Giving the customer their options at this stage allows them to evaluate their options fairly with all costs included for their specific requirements.

An example of this not happening is when booking with Expedia. I have to go through the faff of putting in traveller details before I can see if I’ll get the option to add baggage and other extras and get a final price for my trip:

Image shows an example of poor travel personalisation from Expedia.


I’m going to be slightly controversial here, as I know some people won’t agree. What’s more important than getting the customer to the final checkout is that they’re happy with their selection when they arrive there.

Don’t distract the customer at this stage with loads of added extras – you’ve hopefully given them a full overview of all the great things you can offer them already. However, do make it easy for them to make changes to their order if they’re not fully satisfied – without having to input loads of details again.

They might need to check something before they’re in a position to complete their booking – can you make it easy for them to save all the details of their trip? Virgin Trains East Coast do this well:

Image shows an example of good travel personalisation from Virgin East Coast. You can save journeys for later.

When they return, if the same options are no longer available, can you make relevant alternative suggestions to avoid them having to start their search all over again?

If they’re logged in, give your customer chance to save their billing details so that they can check-out quicker next time.

If they’re not logged in, auto-fill fields that make it easy for your customer to get through the process quickly are always going to make for a smoother, more pleasant experience.


Once they’ve booked their trip, if you had the customer’s personalised world map, they could colour their destination a colour to show the trip is pending and another when they get back (or if really clever your system could do it for them!).

Logged in accounts could have a countdown, itinerary builder with suggestions you can ‘pin’ and you could review the places you’ve been from within the site as you go through your holiday if there were push notifications.

Thomson cleaned up at The Travel Marketing Awards 2016 with good reason. Their MyThomson app is a great one-stop-shop for their customers’ post-purchase organising and building excitement. With itinerary, flight details, the ability to book excursions, checklists, countdown and destination details it allows the customer to get excited immediately. Social sharing on the countdown screen allows excitement to be shared – and envied, possibly providing a trigger for a new customer.

The app is also still there for them while on holiday, with weather and easy contact systems.

Thomson obviously realise they’re on to a good thing – they have recently expanded the app to allow customers to book holidays and check-in online, seeing the customer through even more of their purchase journey.
Image shows example of travel personalisation from Thomas Cook. Their app sees their customer through the purchase journey

Image: www.thomson.co.uk/myapp/mythomson.html

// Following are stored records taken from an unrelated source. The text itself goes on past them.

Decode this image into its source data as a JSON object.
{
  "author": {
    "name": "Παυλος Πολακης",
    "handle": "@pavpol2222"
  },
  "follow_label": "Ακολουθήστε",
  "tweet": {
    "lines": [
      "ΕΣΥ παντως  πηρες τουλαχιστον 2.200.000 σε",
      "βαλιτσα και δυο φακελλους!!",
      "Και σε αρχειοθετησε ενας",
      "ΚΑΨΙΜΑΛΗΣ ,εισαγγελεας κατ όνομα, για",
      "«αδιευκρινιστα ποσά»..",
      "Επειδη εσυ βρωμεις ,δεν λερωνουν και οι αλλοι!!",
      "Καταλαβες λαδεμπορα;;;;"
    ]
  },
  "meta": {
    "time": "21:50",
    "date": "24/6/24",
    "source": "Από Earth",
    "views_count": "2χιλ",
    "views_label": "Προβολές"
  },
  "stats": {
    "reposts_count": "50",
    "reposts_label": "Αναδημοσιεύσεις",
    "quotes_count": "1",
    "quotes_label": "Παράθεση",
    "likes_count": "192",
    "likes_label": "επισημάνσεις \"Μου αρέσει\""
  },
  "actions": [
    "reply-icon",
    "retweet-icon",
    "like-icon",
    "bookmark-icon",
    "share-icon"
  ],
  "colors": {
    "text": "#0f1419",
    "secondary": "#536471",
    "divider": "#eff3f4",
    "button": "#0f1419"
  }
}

Making your website a wider planning tool like this will give your customers a reason to keep using it. You can email them when they come back from holiday and ask them if they’d like to set a reminder to book the next destination on their bucket list.


With many travel company’s personalisation efforts sadly going unnoticed by customers according to eDigital Research’s (edr) latest benchmark report, it’s clear there is plenty of opportunities for improvement in how travel companies use their data and create new functionality for their website.

I hope these ideas have inspired you a little; I’m sure you’ll have loads more. Download a blank customer journey map template here to get them out of your head and start working on making them a reality.